- Press Release
- Dec 8, 2022
NASA Mars Picture of the Day: Polar Unconformity 08-19-2004
Mars Global Surveyor Mars Orbiter Camera
MGS MOC Release No. MOC2-823, 19 August 2004
NASA/JPL/Malin Space Science Systems
The arrows in this July 2004
Mars Global Surveyor (MGS) Mars Orbiter Camera (MOC)
image indicate the location of an unconformity in
the layered sequence of the martian north polar cap.
An unconformity is a geologic term that indicates
a break in the depositional record of a sedimentary
deposit. In this case, the change is recorded by the
presence of a series of polar layers that are truncated
(cut off) along the line of arrows. The erosion that
cut these layers along a gentle slope were later covered
by a new set of layers that occur from the arrow
tips upward to the top of the sequence shown here.
The image is located
near 85.2°N, 7.3°W. The bright features
in the lower third of the image are frost-covered

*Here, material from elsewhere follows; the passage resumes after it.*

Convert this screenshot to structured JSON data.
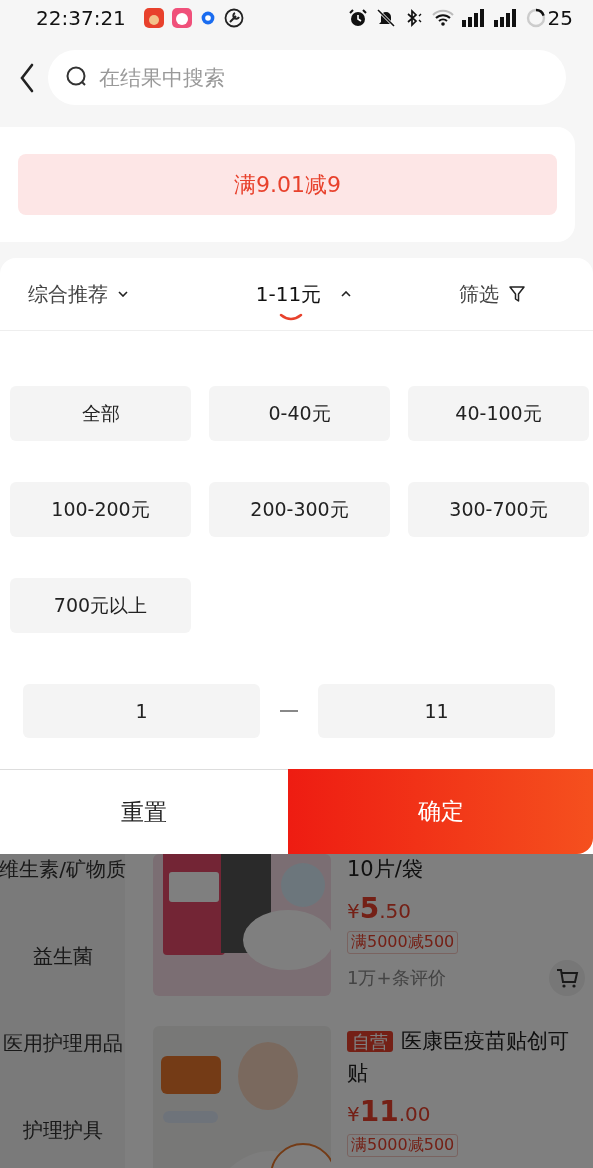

sand dunes. The image covers an area about 3 km (1.9 mi)
across and sunlight illuminates the scene from the top/upper right.
To see the same image, but without the arrows,
Click Here (1.9 MByte GIF).
Malin Space Science Systems and the California Institute of Technology
built the MOC using spare hardware from the Mars Observer mission.
MSSS operates the camera from its facilities in San Diego, California.
The Jet Propulsion Laboratory’s Mars Surveyor Operations Project
operates the Mars Global Surveyor spacecraft with its industrial
partner, Lockheed Martin Astronautics, from facilities in Pasadena,
California and Denver, Colorado.